START Data for analysis

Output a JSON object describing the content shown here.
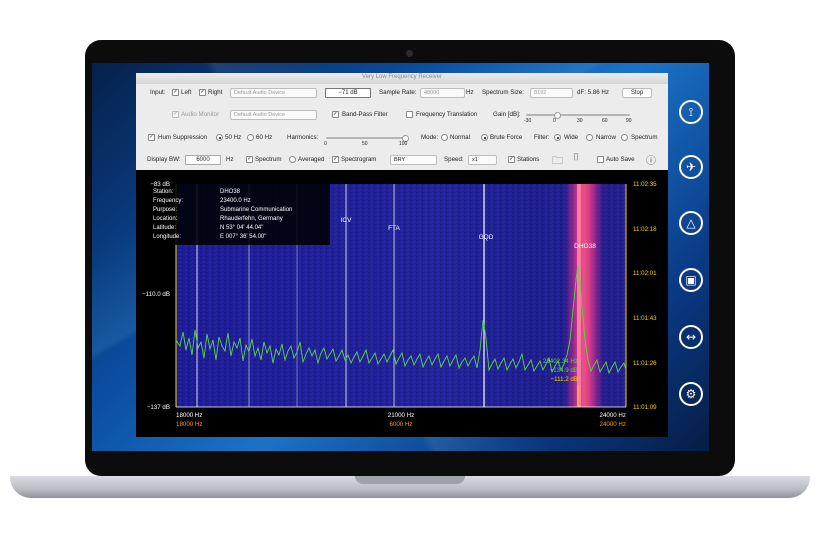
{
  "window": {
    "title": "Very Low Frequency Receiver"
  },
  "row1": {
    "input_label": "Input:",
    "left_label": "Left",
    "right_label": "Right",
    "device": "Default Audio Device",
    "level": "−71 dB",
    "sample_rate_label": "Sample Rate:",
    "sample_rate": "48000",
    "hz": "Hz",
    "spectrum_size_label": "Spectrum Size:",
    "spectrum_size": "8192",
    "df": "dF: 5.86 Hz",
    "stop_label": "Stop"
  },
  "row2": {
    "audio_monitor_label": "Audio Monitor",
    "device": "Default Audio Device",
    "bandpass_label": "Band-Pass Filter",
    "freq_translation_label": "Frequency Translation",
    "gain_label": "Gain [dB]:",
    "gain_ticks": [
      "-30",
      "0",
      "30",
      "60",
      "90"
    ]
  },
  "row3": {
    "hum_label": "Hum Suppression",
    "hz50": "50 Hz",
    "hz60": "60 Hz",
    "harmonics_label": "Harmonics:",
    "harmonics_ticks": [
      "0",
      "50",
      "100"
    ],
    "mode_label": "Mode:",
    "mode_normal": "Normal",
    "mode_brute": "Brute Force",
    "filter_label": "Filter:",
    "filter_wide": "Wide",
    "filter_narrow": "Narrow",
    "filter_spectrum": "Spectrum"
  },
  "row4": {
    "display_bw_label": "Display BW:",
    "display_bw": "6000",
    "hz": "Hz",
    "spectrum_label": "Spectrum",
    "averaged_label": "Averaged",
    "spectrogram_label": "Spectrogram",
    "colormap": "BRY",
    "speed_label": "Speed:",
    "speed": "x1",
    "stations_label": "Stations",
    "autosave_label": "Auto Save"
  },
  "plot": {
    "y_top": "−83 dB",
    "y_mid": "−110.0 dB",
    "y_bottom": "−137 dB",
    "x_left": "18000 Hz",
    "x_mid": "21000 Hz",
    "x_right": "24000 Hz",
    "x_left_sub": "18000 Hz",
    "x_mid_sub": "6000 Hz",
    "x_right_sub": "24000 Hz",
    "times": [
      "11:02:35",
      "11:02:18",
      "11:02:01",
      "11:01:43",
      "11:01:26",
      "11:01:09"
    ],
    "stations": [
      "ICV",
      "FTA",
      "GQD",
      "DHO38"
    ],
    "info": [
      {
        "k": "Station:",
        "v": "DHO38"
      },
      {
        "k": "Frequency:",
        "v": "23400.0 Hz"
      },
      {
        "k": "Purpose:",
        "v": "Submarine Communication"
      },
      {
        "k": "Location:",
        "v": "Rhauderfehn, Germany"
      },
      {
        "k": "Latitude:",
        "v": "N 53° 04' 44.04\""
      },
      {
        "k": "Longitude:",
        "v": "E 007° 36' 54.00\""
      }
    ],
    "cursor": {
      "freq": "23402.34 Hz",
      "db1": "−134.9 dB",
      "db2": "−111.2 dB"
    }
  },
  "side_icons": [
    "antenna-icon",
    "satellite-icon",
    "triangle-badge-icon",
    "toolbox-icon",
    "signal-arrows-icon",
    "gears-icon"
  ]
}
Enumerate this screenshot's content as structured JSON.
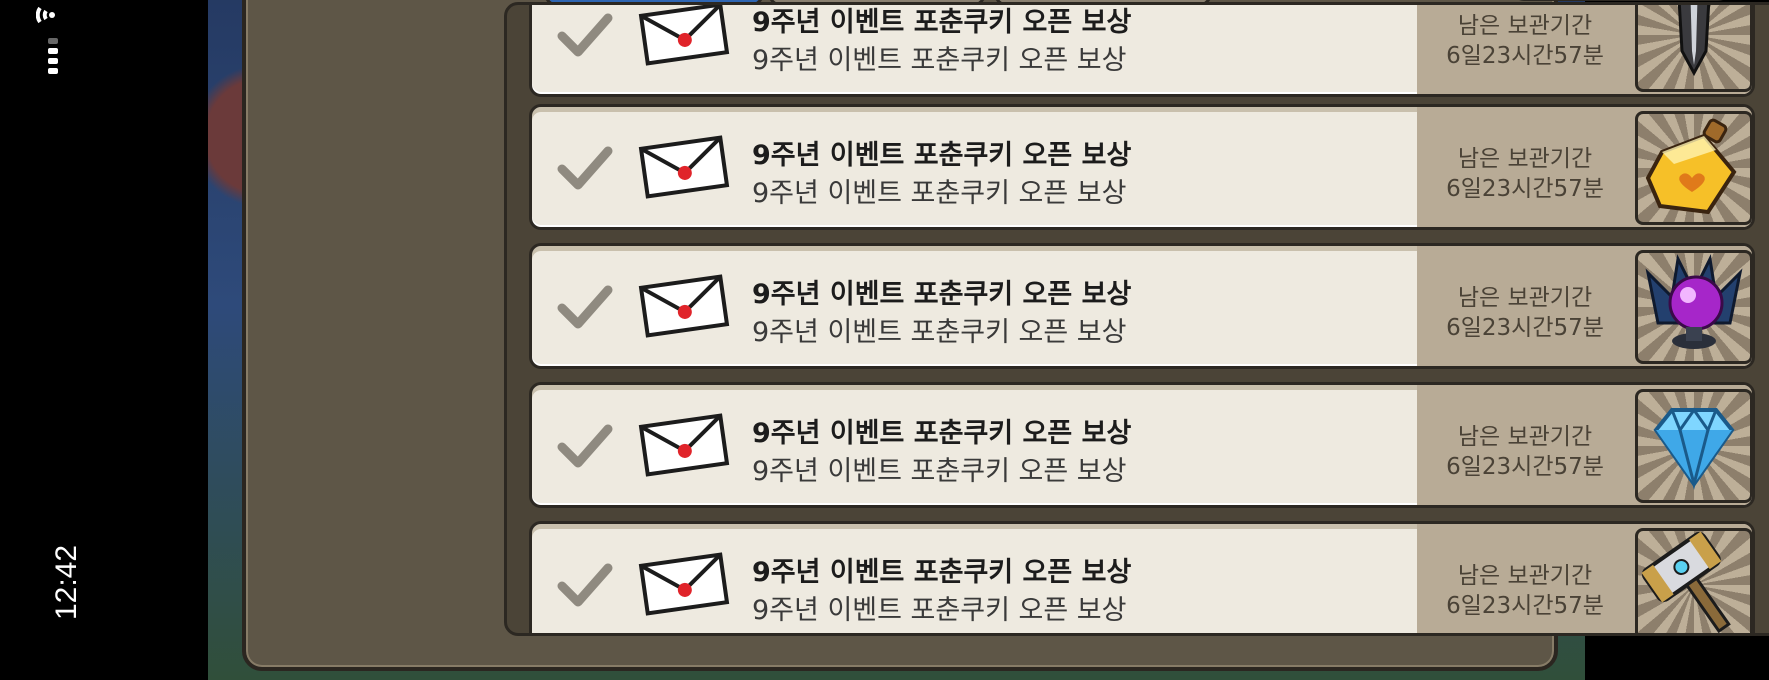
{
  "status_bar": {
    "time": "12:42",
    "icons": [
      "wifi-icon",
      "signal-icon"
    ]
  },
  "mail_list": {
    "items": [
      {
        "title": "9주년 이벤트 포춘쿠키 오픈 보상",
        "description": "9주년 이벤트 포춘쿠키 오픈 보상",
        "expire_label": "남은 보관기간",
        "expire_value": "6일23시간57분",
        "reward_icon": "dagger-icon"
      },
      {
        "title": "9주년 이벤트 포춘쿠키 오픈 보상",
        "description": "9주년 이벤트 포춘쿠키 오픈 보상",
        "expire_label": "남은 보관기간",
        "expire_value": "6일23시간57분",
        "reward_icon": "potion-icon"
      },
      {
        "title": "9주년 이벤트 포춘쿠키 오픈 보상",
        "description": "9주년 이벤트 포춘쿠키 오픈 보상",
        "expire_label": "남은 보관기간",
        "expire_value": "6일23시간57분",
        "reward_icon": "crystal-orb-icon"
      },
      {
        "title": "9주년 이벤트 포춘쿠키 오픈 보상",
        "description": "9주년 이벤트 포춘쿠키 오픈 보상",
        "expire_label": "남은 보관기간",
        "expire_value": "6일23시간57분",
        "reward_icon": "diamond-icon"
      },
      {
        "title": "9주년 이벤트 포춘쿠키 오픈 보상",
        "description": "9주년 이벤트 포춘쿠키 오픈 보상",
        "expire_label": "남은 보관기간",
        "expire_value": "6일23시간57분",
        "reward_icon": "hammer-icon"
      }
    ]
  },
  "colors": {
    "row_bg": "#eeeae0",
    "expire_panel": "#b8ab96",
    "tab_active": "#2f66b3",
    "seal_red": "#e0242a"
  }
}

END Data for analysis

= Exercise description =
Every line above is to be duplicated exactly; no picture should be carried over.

= Exercise result =
Output a JSON object describing the content shown here.
{
  "window": {
    "title": "Very Low Frequency Receiver"
  },
  "row1": {
    "input_label": "Input:",
    "left_label": "Left",
    "right_label": "Right",
    "device": "Default Audio Device",
    "level": "−71 dB",
    "sample_rate_label": "Sample Rate:",
    "sample_rate": "48000",
    "hz": "Hz",
    "spectrum_size_label": "Spectrum Size:",
    "spectrum_size": "8192",
    "df": "dF: 5.86 Hz",
    "stop_label": "Stop"
  },
  "row2": {
    "audio_monitor_label": "Audio Monitor",
    "device": "Default Audio Device",
    "bandpass_label": "Band-Pass Filter",
    "freq_translation_label": "Frequency Translation",
    "gain_label": "Gain [dB]:",
    "gain_ticks": [
      "-30",
      "0",
      "30",
      "60",
      "90"
    ]
  },
  "row3": {
    "hum_label": "Hum Suppression",
    "hz50": "50 Hz",
    "hz60": "60 Hz",
    "harmonics_label": "Harmonics:",
    "harmonics_ticks": [
      "0",
      "50",
      "100"
    ],
    "mode_label": "Mode:",
    "mode_normal": "Normal",
    "mode_brute": "Brute Force",
    "filter_label": "Filter:",
    "filter_wide": "Wide",
    "filter_narrow": "Narrow",
    "filter_spectrum": "Spectrum"
  },
  "row4": {
    "display_bw_label": "Display BW:",
    "display_bw": "6000",
    "hz": "Hz",
    "spectrum_label": "Spectrum",
    "averaged_label": "Averaged",
    "spectrogram_label": "Spectrogram",
    "colormap": "BRY",
    "speed_label": "Speed:",
    "speed": "x1",
    "stations_label": "Stations",
    "autosave_label": "Auto Save"
  },
  "plot": {
    "y_top": "−83 dB",
    "y_mid": "−110.0 dB",
    "y_bottom": "−137 dB",
    "x_left": "18000 Hz",
    "x_mid": "21000 Hz",
    "x_right": "24000 Hz",
    "x_left_sub": "18000 Hz",
    "x_mid_sub": "6000 Hz",
    "x_right_sub": "24000 Hz",
    "times": [
      "11:02:35",
      "11:02:18",
      "11:02:01",
      "11:01:43",
      "11:01:26",
      "11:01:09"
    ],
    "stations": [
      "ICV",
      "FTA",
      "GQD",
      "DHO38"
    ],
    "info": [
      {
        "k": "Station:",
        "v": "DHO38"
      },
      {
        "k": "Frequency:",
        "v": "23400.0 Hz"
      },
      {
        "k": "Purpose:",
        "v": "Submarine Communication"
      },
      {
        "k": "Location:",
        "v": "Rhauderfehn, Germany"
      },
      {
        "k": "Latitude:",
        "v": "N 53° 04' 44.04\""
      },
      {
        "k": "Longitude:",
        "v": "E 007° 36' 54.00\""
      }
    ],
    "cursor": {
      "freq": "23402.34 Hz",
      "db1": "−134.9 dB",
      "db2": "−111.2 dB"
    }
  },
  "side_icons": [
    "antenna-icon",
    "satellite-icon",
    "triangle-badge-icon",
    "toolbox-icon",
    "signal-arrows-icon",
    "gears-icon"
  ]
}
Enumerate this screenshot's content as structured JSON.
{
  "status_bar": {
    "time": "12:42",
    "icons": [
      "wifi-icon",
      "signal-icon"
    ]
  },
  "mail_list": {
    "items": [
      {
        "title": "9주년 이벤트 포춘쿠키 오픈 보상",
        "description": "9주년 이벤트 포춘쿠키 오픈 보상",
        "expire_label": "남은 보관기간",
        "expire_value": "6일23시간57분",
        "reward_icon": "dagger-icon"
      },
      {
        "title": "9주년 이벤트 포춘쿠키 오픈 보상",
        "description": "9주년 이벤트 포춘쿠키 오픈 보상",
        "expire_label": "남은 보관기간",
        "expire_value": "6일23시간57분",
        "reward_icon": "potion-icon"
      },
      {
        "title": "9주년 이벤트 포춘쿠키 오픈 보상",
        "description": "9주년 이벤트 포춘쿠키 오픈 보상",
        "expire_label": "남은 보관기간",
        "expire_value": "6일23시간57분",
        "reward_icon": "crystal-orb-icon"
      },
      {
        "title": "9주년 이벤트 포춘쿠키 오픈 보상",
        "description": "9주년 이벤트 포춘쿠키 오픈 보상",
        "expire_label": "남은 보관기간",
        "expire_value": "6일23시간57분",
        "reward_icon": "diamond-icon"
      },
      {
        "title": "9주년 이벤트 포춘쿠키 오픈 보상",
        "description": "9주년 이벤트 포춘쿠키 오픈 보상",
        "expire_label": "남은 보관기간",
        "expire_value": "6일23시간57분",
        "reward_icon": "hammer-icon"
      }
    ]
  },
  "colors": {
    "row_bg": "#eeeae0",
    "expire_panel": "#b8ab96",
    "tab_active": "#2f66b3",
    "seal_red": "#e0242a"
  }
}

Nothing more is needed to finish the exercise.